January 20, 2014 · 9:27 pm
“On average people who smoke die about 10 years sooner than non-smokers. The New England Journal of Medicine.
“Smoking triples the risk for cataracts and is also a risk factor for macular degeneration and its response to treatment. Dr. Nicholas Volpe, Tarry Professor and Chairman Department of Opthalmology Feinberg School of Medicine Northwestern University
“The American Cancer Society estimates that in 2012 (latest year with statistics) about 173,200 cancer deaths will be caused by tobacco use. The overall survival rate for those with lung cancer, sadly, remains at around 15%,” so starts my Page – How bad is Smoking.
But, “nearly half a million people will die from smoking-related diseases this year. Each day, more than 3,200 youths smoke their first cigarette. New products such as e-cigarettes, with effects that aren’t yet understood, complicate public health messages. And if current trends continue unabated, 5.6 million of today’s children and teens will go on to die prematurely during adulthood because of smoking,” the Associated Press said.
The Surgeon General released a fresh report on Friday enumerating the above and more dire consequences that smokers are exposing themselves to.
“Remarkably, the report adds more entries to the official list of smoking-caused diseases, including Type 2 diabetes, rheumatoid arthritis, erectile dysfunction, the macular degeneration that can blind older adults, two additional cancers – liver and colorectal – and cleft palate birth defects.”
If you are a smoker please consider stopping. If you know a smoker help them to get off this deadly habit.
Filed under cancer, diabetes, lung cancer, smoking
Tagged as American Cancer Society, cancer, colorectal cancer, diabetes, erectile dysfunction, healthy eating, liver cancer, lung cancer, macular degeneration, New England Journal, Nicholas Volpe, Opthalmology Feinberg School of Medicine Northwestern University, smoking, Type 2 diabetes
May 11, 2013 · 3:36 pm
As a sports fan and viewer of ESPN, I have been caught in the deluge of erectile dysfunction (ED) ads that proliferate on these TV venues. Who hasn’t heard the litany of Cialis, Viagra, Levitra, etc.? It seems you can’t help but conclude that a lot of the guys watching sports have a problem with ED.
Harvard has a publication for sale on the subject.
By way of introduction to it, Harvard offered the following four observations on ED.
“1. ED is often the result of diseases or conditions that become more common with age — or a side effect of the medications used to treat them. Other possible causes of ED include prostate surgery, stress, relationship problems, and depression.

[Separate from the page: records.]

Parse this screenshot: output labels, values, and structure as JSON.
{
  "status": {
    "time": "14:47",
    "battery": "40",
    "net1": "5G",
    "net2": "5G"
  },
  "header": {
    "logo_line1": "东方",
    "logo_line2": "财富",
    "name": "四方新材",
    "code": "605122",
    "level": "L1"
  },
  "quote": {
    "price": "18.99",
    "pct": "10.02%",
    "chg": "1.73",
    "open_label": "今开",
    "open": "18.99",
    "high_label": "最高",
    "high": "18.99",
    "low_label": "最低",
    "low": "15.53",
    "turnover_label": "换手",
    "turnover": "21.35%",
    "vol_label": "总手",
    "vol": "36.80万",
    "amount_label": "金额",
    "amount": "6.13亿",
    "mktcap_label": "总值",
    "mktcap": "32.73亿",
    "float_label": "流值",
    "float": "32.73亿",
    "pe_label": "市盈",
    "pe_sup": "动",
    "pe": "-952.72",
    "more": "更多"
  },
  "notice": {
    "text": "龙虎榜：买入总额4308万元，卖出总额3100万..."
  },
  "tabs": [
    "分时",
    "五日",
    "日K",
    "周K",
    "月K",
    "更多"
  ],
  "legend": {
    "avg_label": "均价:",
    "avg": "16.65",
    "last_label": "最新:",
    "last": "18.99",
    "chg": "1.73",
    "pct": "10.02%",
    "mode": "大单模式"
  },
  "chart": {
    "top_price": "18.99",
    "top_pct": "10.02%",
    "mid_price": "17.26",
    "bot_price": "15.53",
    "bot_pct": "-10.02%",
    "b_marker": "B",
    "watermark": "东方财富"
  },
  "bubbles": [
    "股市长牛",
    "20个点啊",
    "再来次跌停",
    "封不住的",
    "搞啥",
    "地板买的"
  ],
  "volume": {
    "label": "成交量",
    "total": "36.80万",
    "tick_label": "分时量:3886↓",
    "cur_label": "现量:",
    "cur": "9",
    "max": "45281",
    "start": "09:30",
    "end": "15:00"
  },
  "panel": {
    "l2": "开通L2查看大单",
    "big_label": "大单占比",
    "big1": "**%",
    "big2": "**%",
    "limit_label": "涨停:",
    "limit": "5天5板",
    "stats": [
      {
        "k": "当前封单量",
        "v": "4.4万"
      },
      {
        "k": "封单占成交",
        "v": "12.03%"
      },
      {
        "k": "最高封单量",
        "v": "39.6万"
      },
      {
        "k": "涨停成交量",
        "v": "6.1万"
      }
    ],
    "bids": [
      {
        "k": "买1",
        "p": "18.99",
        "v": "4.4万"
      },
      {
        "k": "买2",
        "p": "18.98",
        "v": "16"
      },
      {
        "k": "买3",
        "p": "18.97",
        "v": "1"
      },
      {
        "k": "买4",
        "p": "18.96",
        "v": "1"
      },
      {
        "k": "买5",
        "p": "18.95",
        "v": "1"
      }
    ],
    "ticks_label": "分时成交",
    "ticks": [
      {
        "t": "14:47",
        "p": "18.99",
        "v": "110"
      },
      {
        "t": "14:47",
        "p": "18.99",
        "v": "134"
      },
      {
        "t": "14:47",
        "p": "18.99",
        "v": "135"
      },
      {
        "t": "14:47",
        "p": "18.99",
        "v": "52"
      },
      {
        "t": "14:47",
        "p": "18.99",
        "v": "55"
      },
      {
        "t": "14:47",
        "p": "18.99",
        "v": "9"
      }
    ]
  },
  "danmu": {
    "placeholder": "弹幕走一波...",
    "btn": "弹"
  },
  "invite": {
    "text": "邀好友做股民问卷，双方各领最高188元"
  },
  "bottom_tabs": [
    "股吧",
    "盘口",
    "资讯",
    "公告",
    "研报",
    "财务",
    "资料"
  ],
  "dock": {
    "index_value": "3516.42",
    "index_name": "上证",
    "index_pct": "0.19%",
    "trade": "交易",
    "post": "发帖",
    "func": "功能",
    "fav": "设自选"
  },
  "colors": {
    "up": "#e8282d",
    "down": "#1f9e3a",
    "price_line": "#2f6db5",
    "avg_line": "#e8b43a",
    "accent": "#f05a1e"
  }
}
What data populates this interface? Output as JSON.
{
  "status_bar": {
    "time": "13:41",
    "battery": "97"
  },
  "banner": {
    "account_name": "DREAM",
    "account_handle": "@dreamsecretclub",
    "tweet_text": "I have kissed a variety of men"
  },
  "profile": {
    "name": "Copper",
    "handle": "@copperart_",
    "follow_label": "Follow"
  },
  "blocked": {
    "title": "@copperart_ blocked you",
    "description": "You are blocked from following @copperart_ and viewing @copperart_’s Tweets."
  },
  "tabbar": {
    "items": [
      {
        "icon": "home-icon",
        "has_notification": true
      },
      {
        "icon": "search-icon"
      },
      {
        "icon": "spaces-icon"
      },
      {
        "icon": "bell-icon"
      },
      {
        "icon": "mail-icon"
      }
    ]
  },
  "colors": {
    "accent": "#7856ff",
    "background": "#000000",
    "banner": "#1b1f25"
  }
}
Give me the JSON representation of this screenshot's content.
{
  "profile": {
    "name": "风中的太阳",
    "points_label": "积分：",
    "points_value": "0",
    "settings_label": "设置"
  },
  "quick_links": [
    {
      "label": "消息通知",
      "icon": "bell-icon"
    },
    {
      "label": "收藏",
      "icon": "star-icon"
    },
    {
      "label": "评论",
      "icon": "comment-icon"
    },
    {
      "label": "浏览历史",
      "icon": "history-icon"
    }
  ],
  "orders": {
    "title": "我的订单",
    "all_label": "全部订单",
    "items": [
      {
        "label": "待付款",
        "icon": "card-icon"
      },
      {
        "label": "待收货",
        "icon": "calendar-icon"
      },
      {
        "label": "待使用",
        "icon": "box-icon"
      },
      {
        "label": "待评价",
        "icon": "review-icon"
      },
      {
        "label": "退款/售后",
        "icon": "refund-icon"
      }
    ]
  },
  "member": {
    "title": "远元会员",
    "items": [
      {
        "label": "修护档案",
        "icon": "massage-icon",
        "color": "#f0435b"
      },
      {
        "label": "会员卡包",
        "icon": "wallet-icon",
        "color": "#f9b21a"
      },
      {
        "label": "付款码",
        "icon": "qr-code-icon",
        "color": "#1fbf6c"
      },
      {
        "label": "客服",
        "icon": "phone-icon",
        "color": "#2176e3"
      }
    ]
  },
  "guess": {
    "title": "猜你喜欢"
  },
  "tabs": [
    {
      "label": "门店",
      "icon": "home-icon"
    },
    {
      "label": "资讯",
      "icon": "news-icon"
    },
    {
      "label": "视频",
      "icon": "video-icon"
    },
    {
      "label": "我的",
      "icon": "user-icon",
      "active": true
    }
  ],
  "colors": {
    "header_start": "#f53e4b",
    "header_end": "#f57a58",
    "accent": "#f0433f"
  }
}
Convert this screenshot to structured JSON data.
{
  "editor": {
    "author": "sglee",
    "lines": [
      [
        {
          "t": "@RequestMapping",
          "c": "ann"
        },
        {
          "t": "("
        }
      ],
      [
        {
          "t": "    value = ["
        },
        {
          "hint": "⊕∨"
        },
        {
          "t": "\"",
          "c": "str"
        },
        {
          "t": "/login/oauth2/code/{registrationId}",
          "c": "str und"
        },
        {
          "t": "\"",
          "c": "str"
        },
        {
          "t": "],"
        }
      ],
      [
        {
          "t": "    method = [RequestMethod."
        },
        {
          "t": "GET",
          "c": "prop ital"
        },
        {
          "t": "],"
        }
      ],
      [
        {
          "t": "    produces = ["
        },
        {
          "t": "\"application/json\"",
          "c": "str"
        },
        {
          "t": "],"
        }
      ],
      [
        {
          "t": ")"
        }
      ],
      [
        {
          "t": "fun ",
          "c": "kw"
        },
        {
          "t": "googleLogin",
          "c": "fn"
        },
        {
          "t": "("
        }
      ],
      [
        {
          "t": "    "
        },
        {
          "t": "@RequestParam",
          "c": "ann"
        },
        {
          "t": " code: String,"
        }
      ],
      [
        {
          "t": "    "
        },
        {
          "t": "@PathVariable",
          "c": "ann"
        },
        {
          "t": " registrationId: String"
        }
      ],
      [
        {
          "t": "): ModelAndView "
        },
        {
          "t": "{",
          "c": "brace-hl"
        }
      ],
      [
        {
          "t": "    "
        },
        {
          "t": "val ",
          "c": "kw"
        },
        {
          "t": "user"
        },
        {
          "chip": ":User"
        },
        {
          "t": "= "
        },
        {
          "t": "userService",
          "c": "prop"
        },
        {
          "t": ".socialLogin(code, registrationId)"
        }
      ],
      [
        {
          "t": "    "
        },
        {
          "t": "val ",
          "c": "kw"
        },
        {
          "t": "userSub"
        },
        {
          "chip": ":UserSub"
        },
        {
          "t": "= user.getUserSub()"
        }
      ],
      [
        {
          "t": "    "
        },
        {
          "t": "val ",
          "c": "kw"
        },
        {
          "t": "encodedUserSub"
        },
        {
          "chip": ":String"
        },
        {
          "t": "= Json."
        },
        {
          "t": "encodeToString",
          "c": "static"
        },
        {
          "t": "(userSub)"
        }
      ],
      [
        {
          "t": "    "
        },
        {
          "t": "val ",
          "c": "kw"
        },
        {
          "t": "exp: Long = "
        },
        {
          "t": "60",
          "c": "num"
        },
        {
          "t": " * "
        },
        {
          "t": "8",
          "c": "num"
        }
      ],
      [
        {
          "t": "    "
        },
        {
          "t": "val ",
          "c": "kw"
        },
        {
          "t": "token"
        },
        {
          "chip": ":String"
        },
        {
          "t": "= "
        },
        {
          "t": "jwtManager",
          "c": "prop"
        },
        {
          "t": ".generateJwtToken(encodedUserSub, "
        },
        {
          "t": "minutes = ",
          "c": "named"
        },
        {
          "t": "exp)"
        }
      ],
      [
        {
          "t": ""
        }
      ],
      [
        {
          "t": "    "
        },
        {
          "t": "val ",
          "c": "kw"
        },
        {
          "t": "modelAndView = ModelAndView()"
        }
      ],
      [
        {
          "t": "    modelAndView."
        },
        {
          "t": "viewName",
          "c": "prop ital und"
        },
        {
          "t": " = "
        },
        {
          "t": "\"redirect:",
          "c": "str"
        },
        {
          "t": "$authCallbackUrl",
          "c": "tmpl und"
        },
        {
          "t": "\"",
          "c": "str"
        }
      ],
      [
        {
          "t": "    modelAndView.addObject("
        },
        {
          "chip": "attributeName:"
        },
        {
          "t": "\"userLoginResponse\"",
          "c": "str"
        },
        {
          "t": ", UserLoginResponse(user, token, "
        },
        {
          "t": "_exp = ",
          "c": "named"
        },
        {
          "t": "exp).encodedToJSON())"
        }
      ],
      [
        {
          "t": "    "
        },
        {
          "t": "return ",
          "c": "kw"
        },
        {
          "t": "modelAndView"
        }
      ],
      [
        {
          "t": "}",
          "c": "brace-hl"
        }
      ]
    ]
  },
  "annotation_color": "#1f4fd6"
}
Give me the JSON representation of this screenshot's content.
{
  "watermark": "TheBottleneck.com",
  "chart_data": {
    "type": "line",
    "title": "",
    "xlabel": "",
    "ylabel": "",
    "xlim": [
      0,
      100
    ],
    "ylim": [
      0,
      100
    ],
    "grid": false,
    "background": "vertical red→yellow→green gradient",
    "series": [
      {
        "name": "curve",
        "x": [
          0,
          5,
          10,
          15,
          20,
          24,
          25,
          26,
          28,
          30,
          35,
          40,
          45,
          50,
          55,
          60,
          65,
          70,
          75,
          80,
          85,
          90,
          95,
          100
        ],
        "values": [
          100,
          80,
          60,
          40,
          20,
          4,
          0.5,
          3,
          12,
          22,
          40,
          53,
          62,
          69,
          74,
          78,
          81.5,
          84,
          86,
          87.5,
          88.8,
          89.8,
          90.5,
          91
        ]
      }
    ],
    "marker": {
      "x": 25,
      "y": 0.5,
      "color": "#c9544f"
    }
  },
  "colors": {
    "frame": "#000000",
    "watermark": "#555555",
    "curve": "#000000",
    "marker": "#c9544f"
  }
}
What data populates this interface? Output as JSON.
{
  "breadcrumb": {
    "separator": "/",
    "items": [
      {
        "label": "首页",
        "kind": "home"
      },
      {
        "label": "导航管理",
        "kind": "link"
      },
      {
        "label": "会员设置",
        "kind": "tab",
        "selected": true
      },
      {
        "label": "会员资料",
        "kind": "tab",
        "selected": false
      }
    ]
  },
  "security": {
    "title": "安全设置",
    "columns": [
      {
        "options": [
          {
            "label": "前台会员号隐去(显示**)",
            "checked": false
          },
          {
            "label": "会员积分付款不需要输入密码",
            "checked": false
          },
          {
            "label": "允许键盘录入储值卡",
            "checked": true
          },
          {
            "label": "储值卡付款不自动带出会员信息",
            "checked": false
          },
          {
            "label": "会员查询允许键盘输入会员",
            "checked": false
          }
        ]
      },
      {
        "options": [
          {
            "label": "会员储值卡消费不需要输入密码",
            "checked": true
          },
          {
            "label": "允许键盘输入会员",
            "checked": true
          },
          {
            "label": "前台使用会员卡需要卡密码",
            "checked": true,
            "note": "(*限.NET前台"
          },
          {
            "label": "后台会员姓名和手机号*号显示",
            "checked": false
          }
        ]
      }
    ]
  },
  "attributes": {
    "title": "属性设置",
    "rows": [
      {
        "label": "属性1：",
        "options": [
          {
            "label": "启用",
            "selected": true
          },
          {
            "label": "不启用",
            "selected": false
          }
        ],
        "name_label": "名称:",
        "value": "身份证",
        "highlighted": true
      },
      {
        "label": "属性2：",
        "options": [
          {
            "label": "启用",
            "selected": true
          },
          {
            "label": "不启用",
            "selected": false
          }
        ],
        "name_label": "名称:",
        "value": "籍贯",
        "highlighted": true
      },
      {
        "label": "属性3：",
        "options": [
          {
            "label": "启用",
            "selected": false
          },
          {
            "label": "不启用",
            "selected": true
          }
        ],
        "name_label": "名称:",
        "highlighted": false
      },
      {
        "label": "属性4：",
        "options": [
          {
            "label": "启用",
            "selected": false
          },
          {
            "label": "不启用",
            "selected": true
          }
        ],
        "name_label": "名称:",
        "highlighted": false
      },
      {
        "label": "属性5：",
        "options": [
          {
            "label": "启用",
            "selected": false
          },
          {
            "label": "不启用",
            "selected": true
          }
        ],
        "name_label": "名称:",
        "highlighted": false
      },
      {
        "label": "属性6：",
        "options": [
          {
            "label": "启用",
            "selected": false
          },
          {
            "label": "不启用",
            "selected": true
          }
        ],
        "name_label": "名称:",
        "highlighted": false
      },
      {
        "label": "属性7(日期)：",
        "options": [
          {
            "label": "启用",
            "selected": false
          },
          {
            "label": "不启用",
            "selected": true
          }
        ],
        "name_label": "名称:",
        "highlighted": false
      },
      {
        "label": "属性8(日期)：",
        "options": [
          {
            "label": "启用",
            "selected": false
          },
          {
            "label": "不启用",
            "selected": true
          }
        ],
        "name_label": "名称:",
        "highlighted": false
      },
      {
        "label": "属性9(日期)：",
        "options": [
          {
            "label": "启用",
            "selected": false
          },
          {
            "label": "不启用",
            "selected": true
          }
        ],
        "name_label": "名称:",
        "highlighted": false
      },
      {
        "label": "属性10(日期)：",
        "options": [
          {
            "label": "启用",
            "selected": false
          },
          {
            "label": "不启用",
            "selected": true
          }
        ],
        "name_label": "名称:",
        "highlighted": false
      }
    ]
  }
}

2. Other age-related factors can affect a man’s ability to have an erection — tissues become less elastic and nerve communication slows. But even these factors don’t explain many cases of ED.
3. Cardiovascular disease is a common cause of ED. Clogged arteries (atherosclerosis) affect not only the blood vessels of the heart, but those throughout the body as well. In fact, in up to 30% of men who see their doctors about ED, the condition is the first hint that they have cardiovascular disease.
4. Intriguing findings from the Massachusetts Male Aging Study suggest there may be a natural ebb and flow to ED — that is, for some men, trouble with erections may occur, last for a significant amount of time, and then partly or fully disappear without treatment.”
They conclude with the following positive thought: “Regardless of the cause, ED often can be effectively addressed. For some men, simply losing weight may help. Others may need medications, and there are other options available as well. Given the variety of therapies available, the possibility of finding the right solution is greater than ever.”
From the above list, it appears that age and diet have a lot to do with the problem. Must confess that number four was a surprise. I hadn’t known that ED could come and go, so to speak.
If you want to find out more about the subject, check out the link.
Filed under aging, diet, health, healthy eating, healthy living, Weight
Tagged as aging, diet, ED, erectile dysfunction, health, healthy eating, healthy-living, medicine, mental-health, research, weight